The event has left the community reeling, with people fearing for their safety. “Things are very tense in Chakwal. People are afraid, the police have been deployed, the army has been deployed,” reveals Salim-ud-Din. However, police officials insist that everything is being done to restore peace and calm in the community.
One of the chief instigators of the attack appears to be Malik Rashid Ahmed, a resident of Mississauga, Ontario, Canada. Ahmed reportedly travelled to Chakwal to help coordinate the attack and incite more people to join the anti-Ahmedi mob. Ahmed originally hails from Chakwal but has lived in Canada for 40 years. Canadian newspaper The National Post has reported that the Canadian government is considering investigating the allegations against Ahmed.

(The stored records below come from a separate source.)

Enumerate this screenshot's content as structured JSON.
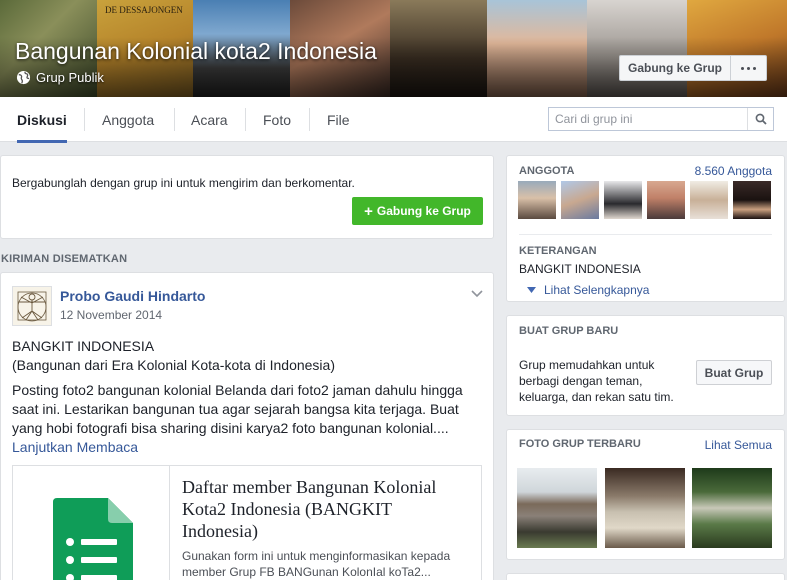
{
  "header": {
    "group_name": "Bangunan Kolonial kota2 Indonesia",
    "privacy_label": "Grup Publik",
    "cover_sign_text": "DE DESSAJONGEN",
    "join_button": "Gabung ke Grup",
    "more_icon": "ellipsis-icon"
  },
  "tabs": [
    {
      "label": "Diskusi",
      "active": true
    },
    {
      "label": "Anggota",
      "active": false
    },
    {
      "label": "Acara",
      "active": false
    },
    {
      "label": "Foto",
      "active": false
    },
    {
      "label": "File",
      "active": false
    }
  ],
  "search": {
    "placeholder": "Cari di grup ini",
    "icon": "search-icon"
  },
  "join_prompt": {
    "text": "Bergabunglah dengan grup ini untuk mengirim dan berkomentar.",
    "button": "Gabung ke Grup"
  },
  "pinned": {
    "heading": "KIRIMAN DISEMATKAN",
    "author": "Probo Gaudi Hindarto",
    "date": "12 November 2014",
    "line1": "BANGKIT INDONESIA",
    "line2": "(Bangunan dari Era Kolonial Kota-kota di Indonesia)",
    "paragraph": "Posting foto2 bangunan kolonial Belanda dari foto2 jaman dahulu hingga saat ini. Lestarikan bangunan tua agar sejarah bangsa kita terjaga. Buat yang hobi fotografi bisa sharing disini karya2 foto bangunan kolonial....",
    "read_more": "Lanjutkan Membaca",
    "link_title": "Daftar member Bangunan Kolonial Kota2 Indonesia (BANGKIT Indonesia)",
    "link_desc": "Gunakan form ini untuk menginformasikan kepada member Grup FB BANGunan KolonIal koTa2..."
  },
  "members": {
    "heading": "ANGGOTA",
    "count": "8.560 Anggota"
  },
  "about": {
    "heading": "KETERANGAN",
    "text": "BANGKIT INDONESIA",
    "see_more": "Lihat Selengkapnya"
  },
  "create_group": {
    "heading": "BUAT GRUP BARU",
    "text": "Grup memudahkan untuk berbagi dengan teman, keluarga, dan rekan satu tim.",
    "button": "Buat Grup"
  },
  "recent_photos": {
    "heading": "FOTO GRUP TERBARU",
    "see_all": "Lihat Semua"
  },
  "colors": {
    "brand_blue": "#4267b2",
    "link_blue": "#365899",
    "join_green": "#42b72a",
    "page_bg": "#e9ebee"
  }
}
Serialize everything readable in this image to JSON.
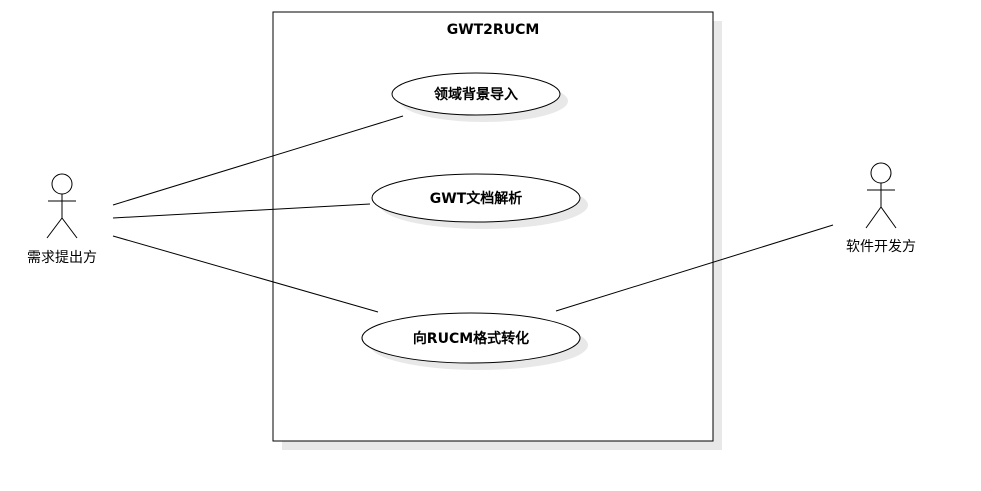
{
  "system": {
    "title": "GWT2RUCM"
  },
  "use_cases": [
    {
      "label": "领域背景导入"
    },
    {
      "label": "GWT文档解析"
    },
    {
      "label": "向RUCM格式转化"
    }
  ],
  "actors": [
    {
      "label": "需求提出方"
    },
    {
      "label": "软件开发方"
    }
  ],
  "colors": {
    "stroke": "#000000",
    "fill": "#ffffff",
    "shadow": "#e8e8e8",
    "text": "#000000"
  }
}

December 12 also marked the birthday of the Prophet Mohammad. Hate speech against the minority community is particularly high during this holiday because hard-line Muslim clerics view Ahmedis as blasphemers for not accepting that prophethood ended with Mohammad. Salim-ud-Din confirmed that a week earlier “one of our community members heard about the plan to attack the mosque on December 12 and we informed the authorities about this.” Despite this, the assailants were able to organise a large mob and launch an attack on the Ahmedi ‘place of worship.’
These events have soured what was a significant move on the part of the government toward recognising the contributions of Ahmedis and other minority groups in Pakistan. “Ahmedis have worked for the country and made great contributions in the military, as scientists, as economists, but we have not gotten any recognition,” said Salah-ud-Din.
The Council of Islamic Ideology had earlier opposed the move to rename the physics department at Quaid-e-Azam University. When asked for further clarification, senior research officer Ghulam Tasveer said, “If they want to honour Abdus Salam, something new should be inaugurated in his name.” In reality, the name of the physics department at Quaid-e-Azam University was the National Centre for Physics. Moreover, it was modelled on the Abdus Salam International Centre for Theoretical Physics in Italy. Asked about the attack in Chakwal, the council spokesman responded: “We have nothing to do with that.”
Given recent attacks and the vitriolic campaigns launched against the community by the religious right demanding the decision be rescinded, the Ahmedis, too, have mixed emotions about the state honouring Salam . “If they want to honour one person but continue to treat the whole community like this then we are better off without the honour.” said Salim-ud-Din.